But how are obedience and trust adaptive and efficient like digital music? Well, if you get your puppy to obey at 6 months of age, and its life expectancy is 12.5 years, you gain 12 years of an obedient dog that does not eat through your trash can or beg beneath the dinner table or poop in the closet of your guest bedroom. 12 years of guests not asking, “What’s that?” 12 years of uninterrupted dinners without slimed hands. 12 years of unmolested trash in your kitchen. What would you do with all that saved time?  ‘Get another puppy’ is just a smart ass answer! Shame on you for uttering it!

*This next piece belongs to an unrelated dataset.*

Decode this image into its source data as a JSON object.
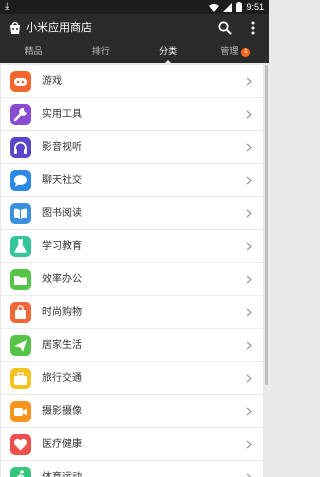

And trust is super adaptive. I trust the coffee shop barristas with my very life twice a day. I trust that they don’t poison me or spit in my latte. I don’t have to have a cupbearer and food taster at the weekly Coffee Summit, thus cutting payroll expenses. When I go to the bank, I don’t have to check and recheck my balances or ask them to show me “my” money whenever fear rises up in me like Glenn Beck with meningitis. Trust is that comforting feeling that it’s okay. I dont’ need to check the locks or the electric meter or my car’s speedometer.  Without trust I’d spend 26 hours a day making sure that everything was tight, right, even, symmetric, just, fair, clean, pure, etc.  And, of course, I’d never be able to do anything but stay in that OCD loop of checking and rechecking, because my speedometer or electric meter might just be askew today even if it was precise yesterday. Wow, it’s tiring just to type out that example.

Remind me to tell you about the gas explosion in another installment.